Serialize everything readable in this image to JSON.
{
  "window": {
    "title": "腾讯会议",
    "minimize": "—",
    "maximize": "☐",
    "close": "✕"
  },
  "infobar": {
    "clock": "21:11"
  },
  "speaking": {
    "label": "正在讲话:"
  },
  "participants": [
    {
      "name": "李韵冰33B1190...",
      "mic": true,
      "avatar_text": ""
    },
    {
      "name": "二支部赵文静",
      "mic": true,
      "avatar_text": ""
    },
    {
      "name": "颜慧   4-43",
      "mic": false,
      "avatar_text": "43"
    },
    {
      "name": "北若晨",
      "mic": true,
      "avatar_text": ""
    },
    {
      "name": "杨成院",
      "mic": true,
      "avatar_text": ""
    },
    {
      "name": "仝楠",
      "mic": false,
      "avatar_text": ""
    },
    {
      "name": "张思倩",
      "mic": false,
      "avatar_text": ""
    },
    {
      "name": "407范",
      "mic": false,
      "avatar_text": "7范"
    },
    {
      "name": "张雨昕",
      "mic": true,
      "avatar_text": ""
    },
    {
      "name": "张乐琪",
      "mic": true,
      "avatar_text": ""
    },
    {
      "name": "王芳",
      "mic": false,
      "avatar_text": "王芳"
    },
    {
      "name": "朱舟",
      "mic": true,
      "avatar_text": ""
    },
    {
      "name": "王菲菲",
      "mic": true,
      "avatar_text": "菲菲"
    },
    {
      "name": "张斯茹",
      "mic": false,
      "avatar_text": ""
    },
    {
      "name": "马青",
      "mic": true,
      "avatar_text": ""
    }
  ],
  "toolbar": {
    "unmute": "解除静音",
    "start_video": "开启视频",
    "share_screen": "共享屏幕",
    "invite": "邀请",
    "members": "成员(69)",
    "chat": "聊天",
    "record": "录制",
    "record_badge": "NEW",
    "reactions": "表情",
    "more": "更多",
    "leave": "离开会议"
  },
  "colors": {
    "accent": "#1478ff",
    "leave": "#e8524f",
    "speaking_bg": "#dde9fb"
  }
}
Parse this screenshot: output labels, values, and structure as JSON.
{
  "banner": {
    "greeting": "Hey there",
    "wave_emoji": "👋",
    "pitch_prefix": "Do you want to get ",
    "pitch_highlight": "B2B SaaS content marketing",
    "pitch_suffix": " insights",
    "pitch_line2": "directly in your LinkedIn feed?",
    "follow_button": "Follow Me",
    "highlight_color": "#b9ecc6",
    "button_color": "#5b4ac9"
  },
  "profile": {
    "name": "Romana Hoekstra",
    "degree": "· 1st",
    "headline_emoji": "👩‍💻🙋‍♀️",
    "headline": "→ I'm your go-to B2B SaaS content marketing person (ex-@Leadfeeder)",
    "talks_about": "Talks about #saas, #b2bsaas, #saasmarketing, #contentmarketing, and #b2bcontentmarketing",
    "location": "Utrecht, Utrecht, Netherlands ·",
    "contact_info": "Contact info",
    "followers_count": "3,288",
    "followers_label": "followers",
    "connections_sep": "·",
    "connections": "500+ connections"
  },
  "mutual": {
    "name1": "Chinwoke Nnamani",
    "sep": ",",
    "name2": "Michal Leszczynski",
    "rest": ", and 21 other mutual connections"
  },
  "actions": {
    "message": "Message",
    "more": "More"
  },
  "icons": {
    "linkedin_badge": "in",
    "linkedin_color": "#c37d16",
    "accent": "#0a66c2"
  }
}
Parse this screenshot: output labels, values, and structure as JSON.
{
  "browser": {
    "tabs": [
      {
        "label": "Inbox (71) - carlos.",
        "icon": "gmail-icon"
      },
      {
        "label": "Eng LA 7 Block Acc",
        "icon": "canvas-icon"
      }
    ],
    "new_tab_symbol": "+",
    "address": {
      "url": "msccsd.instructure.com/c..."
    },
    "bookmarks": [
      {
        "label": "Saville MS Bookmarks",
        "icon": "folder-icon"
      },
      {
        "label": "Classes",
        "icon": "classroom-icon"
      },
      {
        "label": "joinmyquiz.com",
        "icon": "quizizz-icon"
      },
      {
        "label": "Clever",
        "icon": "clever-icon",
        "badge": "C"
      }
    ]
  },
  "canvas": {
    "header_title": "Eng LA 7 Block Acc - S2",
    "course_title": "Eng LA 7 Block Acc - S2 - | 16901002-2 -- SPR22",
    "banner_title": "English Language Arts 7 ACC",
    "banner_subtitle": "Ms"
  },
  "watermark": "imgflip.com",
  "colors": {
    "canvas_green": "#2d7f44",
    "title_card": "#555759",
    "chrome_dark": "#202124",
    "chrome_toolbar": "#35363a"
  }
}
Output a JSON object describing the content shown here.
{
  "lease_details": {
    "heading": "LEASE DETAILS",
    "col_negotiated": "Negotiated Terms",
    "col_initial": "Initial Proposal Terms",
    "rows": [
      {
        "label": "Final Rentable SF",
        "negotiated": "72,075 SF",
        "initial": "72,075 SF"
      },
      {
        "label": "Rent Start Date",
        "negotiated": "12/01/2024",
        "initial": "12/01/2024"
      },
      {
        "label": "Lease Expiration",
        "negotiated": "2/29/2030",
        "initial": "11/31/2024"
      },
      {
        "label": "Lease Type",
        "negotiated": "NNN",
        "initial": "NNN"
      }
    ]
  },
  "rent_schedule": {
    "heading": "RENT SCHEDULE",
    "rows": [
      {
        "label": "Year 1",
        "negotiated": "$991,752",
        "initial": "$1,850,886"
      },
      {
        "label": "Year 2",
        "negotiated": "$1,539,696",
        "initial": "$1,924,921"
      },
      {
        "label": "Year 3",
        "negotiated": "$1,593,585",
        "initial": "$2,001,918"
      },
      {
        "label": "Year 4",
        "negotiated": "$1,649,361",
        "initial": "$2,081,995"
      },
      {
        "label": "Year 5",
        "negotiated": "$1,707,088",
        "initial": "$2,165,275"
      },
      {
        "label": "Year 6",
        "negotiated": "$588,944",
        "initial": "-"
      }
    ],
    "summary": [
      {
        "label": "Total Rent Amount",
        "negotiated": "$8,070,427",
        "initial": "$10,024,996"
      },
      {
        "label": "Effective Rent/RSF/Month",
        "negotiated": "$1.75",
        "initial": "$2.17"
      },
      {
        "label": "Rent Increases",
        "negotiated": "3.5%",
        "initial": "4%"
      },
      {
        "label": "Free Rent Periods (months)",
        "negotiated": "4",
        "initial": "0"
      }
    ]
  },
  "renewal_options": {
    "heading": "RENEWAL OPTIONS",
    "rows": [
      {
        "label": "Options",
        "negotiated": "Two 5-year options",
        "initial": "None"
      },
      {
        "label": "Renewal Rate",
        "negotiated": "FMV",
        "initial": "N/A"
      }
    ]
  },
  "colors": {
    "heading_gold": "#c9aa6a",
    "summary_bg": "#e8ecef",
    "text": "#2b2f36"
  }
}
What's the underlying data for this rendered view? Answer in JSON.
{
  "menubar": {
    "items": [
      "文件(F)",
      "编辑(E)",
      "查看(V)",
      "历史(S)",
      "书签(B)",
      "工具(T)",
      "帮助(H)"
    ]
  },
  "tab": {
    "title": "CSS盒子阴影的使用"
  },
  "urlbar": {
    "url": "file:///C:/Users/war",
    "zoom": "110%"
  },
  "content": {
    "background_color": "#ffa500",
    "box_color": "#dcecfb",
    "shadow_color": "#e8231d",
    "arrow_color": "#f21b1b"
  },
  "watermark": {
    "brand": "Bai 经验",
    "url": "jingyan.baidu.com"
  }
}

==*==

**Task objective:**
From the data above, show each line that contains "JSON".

**Finished task:**
Serialize everything readable in this image to JSON.
Parse this screenshot: output labels, values, and structure as JSON.
Parse this screenshot: output labels, values, and structure as JSON.
Output a JSON object describing the content shown here.
What's the underlying data for this rendered view? Answer in JSON.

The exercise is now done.